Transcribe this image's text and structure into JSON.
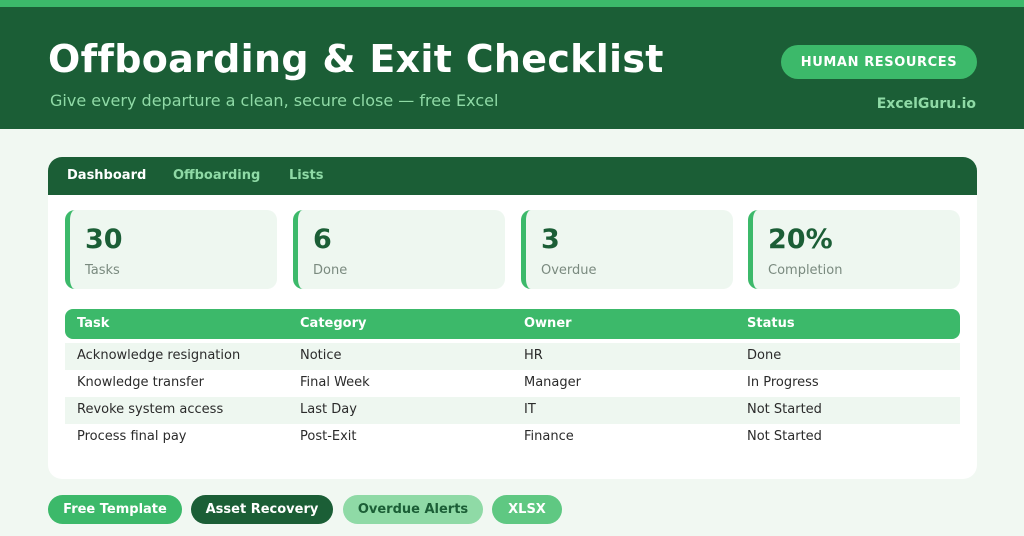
{
  "header": {
    "title": "Offboarding & Exit Checklist",
    "subtitle": "Give every departure a clean, secure close — free Excel",
    "badge": "HUMAN RESOURCES",
    "brand": "ExcelGuru.io"
  },
  "tabs": [
    {
      "label": "Dashboard",
      "active": true
    },
    {
      "label": "Offboarding",
      "active": false
    },
    {
      "label": "Lists",
      "active": false
    }
  ],
  "kpis": [
    {
      "value": "30",
      "label": "Tasks"
    },
    {
      "value": "6",
      "label": "Done"
    },
    {
      "value": "3",
      "label": "Overdue"
    },
    {
      "value": "20%",
      "label": "Completion"
    }
  ],
  "table": {
    "columns": [
      "Task",
      "Category",
      "Owner",
      "Status"
    ],
    "rows": [
      [
        "Acknowledge resignation",
        "Notice",
        "HR",
        "Done"
      ],
      [
        "Knowledge transfer",
        "Final Week",
        "Manager",
        "In Progress"
      ],
      [
        "Revoke system access",
        "Last Day",
        "IT",
        "Not Started"
      ],
      [
        "Process final pay",
        "Post-Exit",
        "Finance",
        "Not Started"
      ]
    ]
  },
  "tags": [
    {
      "label": "Free Template",
      "bg": "#3cb96a",
      "fg": "#ffffff"
    },
    {
      "label": "Asset Recovery",
      "bg": "#1b5e36",
      "fg": "#ffffff"
    },
    {
      "label": "Overdue Alerts",
      "bg": "#8fdaa6",
      "fg": "#1b5e36"
    },
    {
      "label": "XLSX",
      "bg": "#5fc882",
      "fg": "#ffffff"
    }
  ],
  "colors": {
    "primary_dark": "#1b5e36",
    "accent": "#3cb96a",
    "accent_light": "#8fdaa6",
    "background": "#f1f8f2"
  }
}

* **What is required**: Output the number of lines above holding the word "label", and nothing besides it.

* **Output below**: 11